The Olympic Standards for outdoor freshwater sports follow the rules set by the respective sporting associates and unions. There are additional requirements for what is termed a "comprehensive test" of the waterbody, where the risk of exposure to all known pathogens, bacteria and sediment related toxins is reviewed. The aim of this test is to define the key parameters to be monitored. For the London Olympics, this resulted in a special focus on the monitoring of blue-green algae and the algae species that dominated the Serpentine in Hyde Park.
Rapid Testing Kits for Cyano-toxins in Freshwater
Cyano-toxin Safety Limits
Threshold levels for cyano-toxins in drinking water or recreational water have been established by a variety of organisations. In the UK, the Environment Agency, HPA/PHE, SEPA and the DWI set the standards.
Threshold levels for cyano-toxins in drinking water or recreational water have been established by a variety of organisations. In the UK, the Enviroment Agency, HPA/PHE, SEPA and the DWI set the standards. These standards should be consistent globally, but we often refer to a variety of organisations to ensure that up to date advice is being considered.
Traffic light system for use responding to cyanobacteria incidents, UK Health Protection Agency (2012), based on WHO, 1999. Grey items are additional WHO reference levels.
Drinking Water Standards
In the UK, the Health Protection Agency guidance advice (2012) is that water cannot be abstracted if it contains cyano-toxins. When using the cyano-toxins test strips, if they show the presence of cyano-toxins, abstraction of drinking water should be stopped. This is an absolute.
The World Health Organisation (WHO) has set standards for some key toxins in drinking water and the EU (Drinking Water Directive) has implemented some of these standards. These standards have not been clearly adopted in the UK. Likewise the US EPA has issued Health Advice notices on defined limits of cyano-toxins, which are lower than the WHO limits, but effectively state that the presence of cyano-toxins in drinking water is not permitted, especially if you consider the impact on young children. These non-UK documents do not override the guidance issued by the Heath Protection Agency / Public Health England, as stated above.

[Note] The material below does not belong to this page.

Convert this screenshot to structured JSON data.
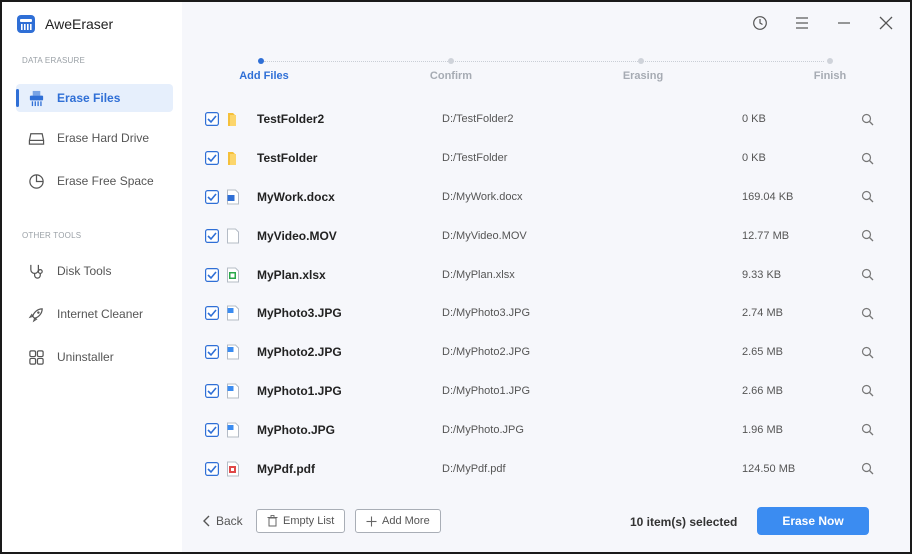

In the UK, access to water potentially containing cyano-toxins is not prohibited, but a three stage risk assessment is adopted by the Environment Agency and Scottish Executive. This risk assessment is managed by the regulator following notification of a potential harmful algae bloom (HAB). When using the cyano-toxins test strips for recreational water, if they show the presence of cyano-toxins over 10 ug/l, then the water will be classified as AMBER. Once in the Amber Zone, notification should be given to the Environment Agency, NRW or SEPA who will monitor and advise the users / owners from this point onwards.
>100,000 cells / ml with dominance of cyano-bacterial cells.

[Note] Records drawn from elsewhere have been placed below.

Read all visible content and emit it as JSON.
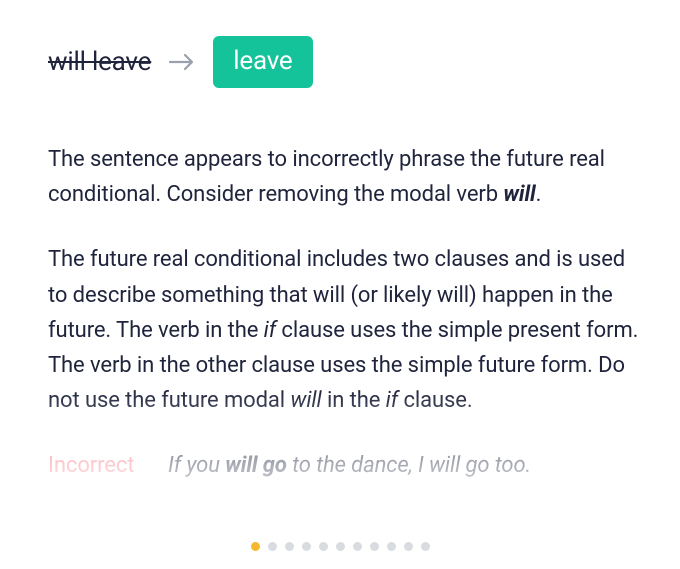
{
  "suggestion": {
    "original": "will leave",
    "replacement": "leave"
  },
  "explanation": {
    "p1_a": "The sentence appears to incorrectly phrase the future real conditional. Consider removing the modal verb ",
    "p1_bi": "will",
    "p1_b": ".",
    "p2_a": "The future real conditional includes two clauses and is used to describe something that will (or likely will) happen in the future. The verb in the ",
    "p2_it1": "if",
    "p2_b": " clause uses the simple present form. The verb in the other clause uses the simple future form. Do not use the future modal ",
    "p2_it2": "will",
    "p2_c": " in the ",
    "p2_it3": "if",
    "p2_d": " clause."
  },
  "example": {
    "label": "Incorrect",
    "a": "If you ",
    "bi": "will go",
    "b": " to the dance, I will go too."
  },
  "pager": {
    "count": 11,
    "active_index": 0
  },
  "colors": {
    "accent": "#15c39a",
    "warn": "#fb7882",
    "dot_active": "#f5b82e",
    "dot": "#d8dbe0"
  }
}
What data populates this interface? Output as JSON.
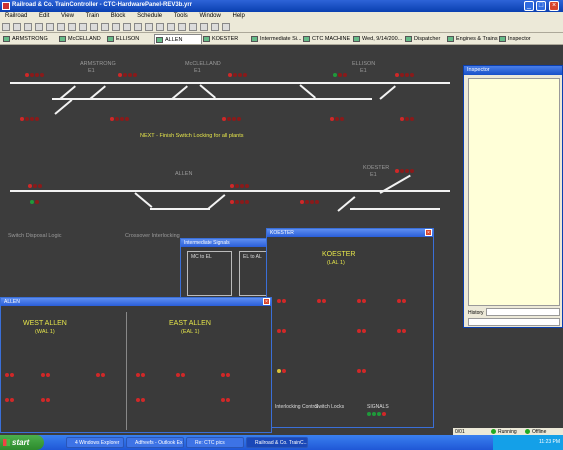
{
  "window": {
    "title": "Railroad & Co. TrainController - CTC-HardwarePanel-REV3b.yrr",
    "buttons": {
      "minimize": "_",
      "maximize": "□",
      "close": "×"
    }
  },
  "menu": [
    "Railroad",
    "Edit",
    "View",
    "Train",
    "Block",
    "Schedule",
    "Tools",
    "Window",
    "Help"
  ],
  "tabs": [
    {
      "label": "ARMSTRONG"
    },
    {
      "label": "McCELLAND"
    },
    {
      "label": "ELLISON"
    },
    {
      "label": "ALLEN"
    },
    {
      "label": "KOESTER"
    },
    {
      "label": "Intermediate Si..."
    },
    {
      "label": "CTC MACHINE"
    },
    {
      "label": "Wed, 9/14/200..."
    },
    {
      "label": "Dispatcher"
    },
    {
      "label": "Engines & Trains"
    },
    {
      "label": "Inspector"
    }
  ],
  "panel": {
    "stations": {
      "armstrong": "ARMSTRONG",
      "mcclelland": "McCLELLAND",
      "ellison": "ELLISON",
      "allen": "ALLEN",
      "koester": "KOESTER"
    },
    "station_codes": {
      "armstrong": "E1",
      "mcclelland": "E1",
      "ellison": "E1",
      "koester": "E1"
    },
    "note": "NEXT - Finish Switch Locking for all plants",
    "lower_labels": {
      "left": "Switch Disposal Logic",
      "right": "Crossover Interlocking"
    }
  },
  "inspector": {
    "title": "Inspector",
    "history_label": "History"
  },
  "windows": {
    "intermediate": {
      "title": "Intermediate Signals",
      "col1": "MC to EL",
      "col2": "EL to AL"
    },
    "koester": {
      "title": "KOESTER",
      "heading": "KOESTER",
      "subheading": "(LAL 1)",
      "bottom_left": "Interlocking Control",
      "bottom_mid": "Switch Locks",
      "bottom_right": "SIGNALS"
    },
    "allen": {
      "title": "ALLEN",
      "west": "WEST ALLEN",
      "west_sub": "(WAL 1)",
      "east": "EAST ALLEN",
      "east_sub": "(EAL 1)"
    }
  },
  "statusbar": {
    "code": "0/01",
    "running": "Running",
    "offline": "Offline"
  },
  "taskbar": {
    "start": "start",
    "items": [
      "4 Windows Explorer",
      "Adfreefs - Outlook Ex...",
      "Re: CTC pics",
      "Railroad & Co. TrainC..."
    ],
    "clock": "11:23 PM"
  }
}
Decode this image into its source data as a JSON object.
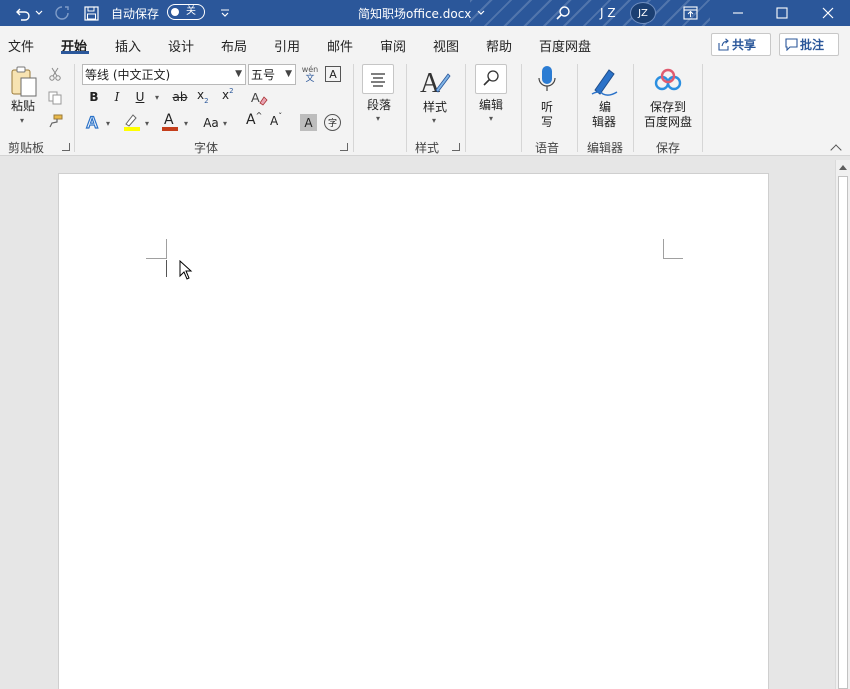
{
  "title_bar": {
    "autosave_label": "自动保存",
    "autosave_state": "关",
    "document_title": "简知职场office.docx",
    "user_initials": "J Z",
    "avatar_initials": "JZ"
  },
  "menu": {
    "tabs": [
      "文件",
      "开始",
      "插入",
      "设计",
      "布局",
      "引用",
      "邮件",
      "审阅",
      "视图",
      "帮助",
      "百度网盘"
    ],
    "active_tab": "开始",
    "share_label": "共享",
    "comments_label": "批注"
  },
  "ribbon": {
    "clipboard": {
      "paste_label": "粘贴",
      "group_label": "剪贴板"
    },
    "font": {
      "font_name": "等线 (中文正文)",
      "font_size": "五号",
      "phonetic_top": "wén",
      "phonetic_bottom": "文",
      "bold": "B",
      "italic": "I",
      "underline": "U",
      "strikethrough": "ab",
      "subscript": "x",
      "subscript_mark": "2",
      "superscript": "x",
      "superscript_mark": "2",
      "font_color_letter": "A",
      "change_case": "Aa",
      "grow_font": "A",
      "shrink_font": "A",
      "char_shading": "A",
      "enclose_char": "字",
      "group_label": "字体"
    },
    "paragraph": {
      "label": "段落"
    },
    "styles": {
      "label": "样式",
      "group_label": "样式"
    },
    "editing": {
      "label": "编辑"
    },
    "voice": {
      "label_line1": "听",
      "label_line2": "写",
      "group_label": "语音"
    },
    "editor": {
      "label_line1": "编",
      "label_line2": "辑器",
      "group_label": "编辑器"
    },
    "save": {
      "label_line1": "保存到",
      "label_line2": "百度网盘",
      "group_label": "保存"
    }
  },
  "colors": {
    "title_bar": "#2b579a",
    "ribbon_bg": "#f3f3f3",
    "highlight_yellow": "#ffff00",
    "font_color_red": "#c43e1c",
    "accent_blue": "#2b579a"
  }
}
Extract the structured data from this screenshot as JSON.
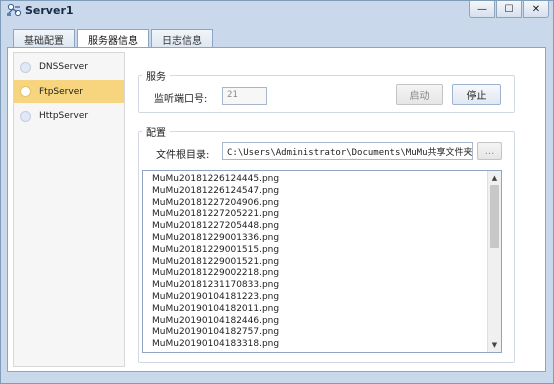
{
  "window": {
    "title": "Server1",
    "controls": {
      "minimize": "—",
      "maximize": "☐",
      "close": "✕"
    }
  },
  "tabs": [
    {
      "label": "基础配置",
      "active": false
    },
    {
      "label": "服务器信息",
      "active": true
    },
    {
      "label": "日志信息",
      "active": false
    }
  ],
  "sidebar": {
    "items": [
      {
        "label": "DNSServer",
        "active": false
      },
      {
        "label": "FtpServer",
        "active": true
      },
      {
        "label": "HttpServer",
        "active": false
      }
    ]
  },
  "service": {
    "group_title": "服务",
    "port_label": "监听端口号:",
    "port_value": "21",
    "start_label": "启动",
    "stop_label": "停止"
  },
  "config": {
    "group_title": "配置",
    "root_label": "文件根目录:",
    "root_value": "C:\\Users\\Administrator\\Documents\\MuMu共享文件夹",
    "browse_label": "...",
    "files": [
      "MuMu20181226124445.png",
      "MuMu20181226124547.png",
      "MuMu20181227204906.png",
      "MuMu20181227205221.png",
      "MuMu20181227205448.png",
      "MuMu20181229001336.png",
      "MuMu20181229001515.png",
      "MuMu20181229001521.png",
      "MuMu20181229002218.png",
      "MuMu20181231170833.png",
      "MuMu20190104181223.png",
      "MuMu20190104182011.png",
      "MuMu20190104182446.png",
      "MuMu20190104182757.png",
      "MuMu20190104183318.png"
    ]
  },
  "colors": {
    "window_bg": "#c9d8ea",
    "active_item": "#f7d57e",
    "border": "#8ea4c0"
  },
  "icons": {
    "app": "network-server-icon",
    "scroll_up": "▲",
    "scroll_down": "▼"
  }
}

>50 ug/l of chlorophyll-a
>20,000 cells / ml with dominance of cyano-bacterial cells.
>10 ug/l of chlorophyll-a
<20,000 cells / ml of cyano-bacterial cells.

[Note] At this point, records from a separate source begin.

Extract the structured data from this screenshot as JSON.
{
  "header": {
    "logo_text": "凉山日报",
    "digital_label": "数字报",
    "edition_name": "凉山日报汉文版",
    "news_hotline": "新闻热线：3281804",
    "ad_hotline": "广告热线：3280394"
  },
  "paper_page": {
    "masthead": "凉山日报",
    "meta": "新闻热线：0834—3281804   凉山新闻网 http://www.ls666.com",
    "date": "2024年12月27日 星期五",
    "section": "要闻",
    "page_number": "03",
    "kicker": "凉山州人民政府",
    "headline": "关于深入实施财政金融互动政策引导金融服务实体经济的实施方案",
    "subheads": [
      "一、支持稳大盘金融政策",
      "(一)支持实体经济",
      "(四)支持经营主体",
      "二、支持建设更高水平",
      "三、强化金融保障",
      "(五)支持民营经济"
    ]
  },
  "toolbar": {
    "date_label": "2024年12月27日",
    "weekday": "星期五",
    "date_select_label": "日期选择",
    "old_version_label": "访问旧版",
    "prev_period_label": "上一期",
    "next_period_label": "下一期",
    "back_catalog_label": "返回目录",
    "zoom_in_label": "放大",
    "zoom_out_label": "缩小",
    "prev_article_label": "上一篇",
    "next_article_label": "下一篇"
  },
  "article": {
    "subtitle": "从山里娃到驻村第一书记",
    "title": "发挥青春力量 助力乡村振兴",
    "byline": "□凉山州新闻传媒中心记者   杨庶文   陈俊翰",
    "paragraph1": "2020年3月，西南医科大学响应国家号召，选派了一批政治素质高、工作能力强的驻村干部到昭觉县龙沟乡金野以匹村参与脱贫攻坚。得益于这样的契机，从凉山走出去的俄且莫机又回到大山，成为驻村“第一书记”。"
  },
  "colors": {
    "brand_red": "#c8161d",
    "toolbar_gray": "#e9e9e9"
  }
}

Very High (WHO)
>10,000,000cells / ml with dominance of cyano-bacterial cells.
Microcystin-LR >2000 ug/l (WHO)
Microcystin-LR >20 ug/l (WHO)
Microcystin-LR >10 ug/l (WHO)
Microcystin-LR <10 ug/l (WHO)
Triathlon / Olympic Stardards
London Olympics, Triathlon
Serpentine, Hyde Park (LOCOG 2012)
US - EPA image used in the "Best to Stay Out" awareness campaign on blue-green algae.
UK and EU Vote
24th June 2016: Following the UK's decision to leave the EU, standards currently set to protect water users are unlikely to change. The EU guidelines followed the World Health Organisation standards, and the UK is likely to following these same standards, as does the US, Switzerland and Norway. There will be changes in the way that the Environment Agency operates, they will no longer need to report to the EU on compliance, but the EA will continue to report to Parliament.